▶ **What to do**
All of the entries below need repeating exactly, apart from their images.

===== Data listing

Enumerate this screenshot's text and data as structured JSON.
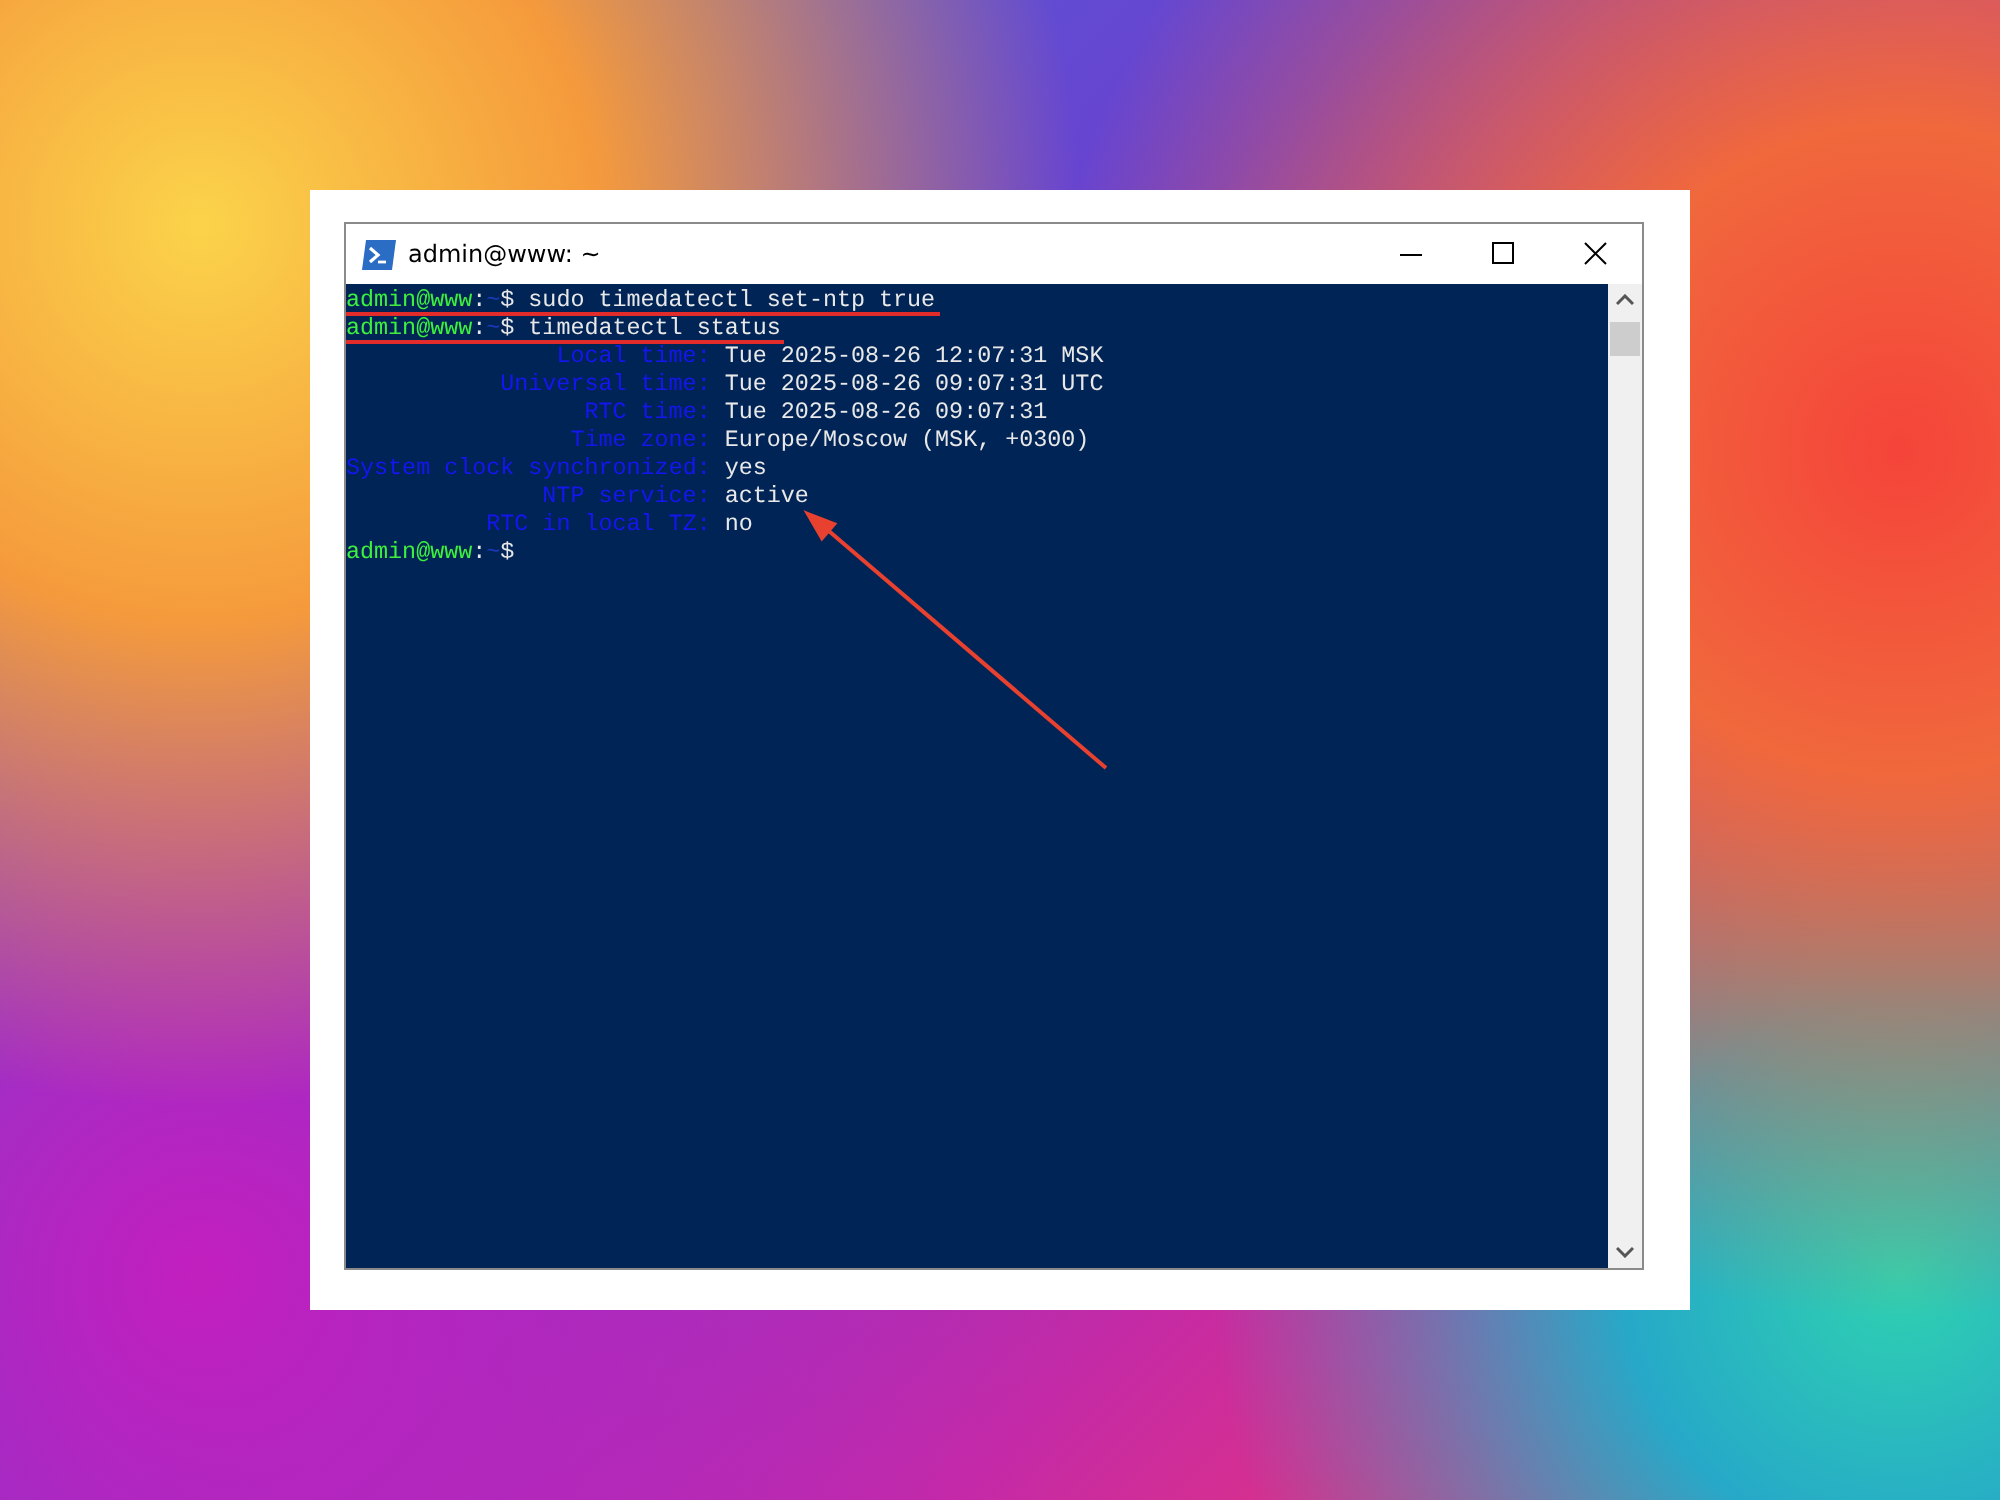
{
  "window": {
    "title": "admin@www: ~"
  },
  "terminal": {
    "lines": [
      {
        "kind": "prompt",
        "user": "admin@www",
        "sep": ":",
        "path": "~",
        "symbol": "$",
        "command": "sudo timedatectl set-ntp true",
        "underlined": true
      },
      {
        "kind": "prompt",
        "user": "admin@www",
        "sep": ":",
        "path": "~",
        "symbol": "$",
        "command": "timedatectl status",
        "underlined": true
      },
      {
        "kind": "field",
        "label": "Local time:",
        "value": "Tue 2025-08-26 12:07:31 MSK"
      },
      {
        "kind": "field",
        "label": "Universal time:",
        "value": "Tue 2025-08-26 09:07:31 UTC"
      },
      {
        "kind": "field",
        "label": "RTC time:",
        "value": "Tue 2025-08-26 09:07:31"
      },
      {
        "kind": "field",
        "label": "Time zone:",
        "value": "Europe/Moscow (MSK, +0300)"
      },
      {
        "kind": "field",
        "label": "System clock synchronized:",
        "value": "yes"
      },
      {
        "kind": "field",
        "label": "NTP service:",
        "value": "active"
      },
      {
        "kind": "field",
        "label": "RTC in local TZ:",
        "value": "no"
      },
      {
        "kind": "prompt",
        "user": "admin@www",
        "sep": ":",
        "path": "~",
        "symbol": "$",
        "underlined": false
      }
    ]
  },
  "annotation": {
    "kind": "arrow"
  }
}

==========

▶ **Task output**
Enumerate this screenshot's text and data as structured JSON.
{
  "window": {
    "title": "admin@www: ~"
  },
  "terminal": {
    "lines": [
      {
        "kind": "prompt",
        "user": "admin@www",
        "sep": ":",
        "path": "~",
        "symbol": "$",
        "command": "sudo timedatectl set-ntp true",
        "underlined": true
      },
      {
        "kind": "prompt",
        "user": "admin@www",
        "sep": ":",
        "path": "~",
        "symbol": "$",
        "command": "timedatectl status",
        "underlined": true
      },
      {
        "kind": "field",
        "label": "Local time:",
        "value": "Tue 2025-08-26 12:07:31 MSK"
      },
      {
        "kind": "field",
        "label": "Universal time:",
        "value": "Tue 2025-08-26 09:07:31 UTC"
      },
      {
        "kind": "field",
        "label": "RTC time:",
        "value": "Tue 2025-08-26 09:07:31"
      },
      {
        "kind": "field",
        "label": "Time zone:",
        "value": "Europe/Moscow (MSK, +0300)"
      },
      {
        "kind": "field",
        "label": "System clock synchronized:",
        "value": "yes"
      },
      {
        "kind": "field",
        "label": "NTP service:",
        "value": "active"
      },
      {
        "kind": "field",
        "label": "RTC in local TZ:",
        "value": "no"
      },
      {
        "kind": "prompt",
        "user": "admin@www",
        "sep": ":",
        "path": "~",
        "symbol": "$",
        "underlined": false
      }
    ]
  },
  "annotation": {
    "kind": "arrow"
  }
}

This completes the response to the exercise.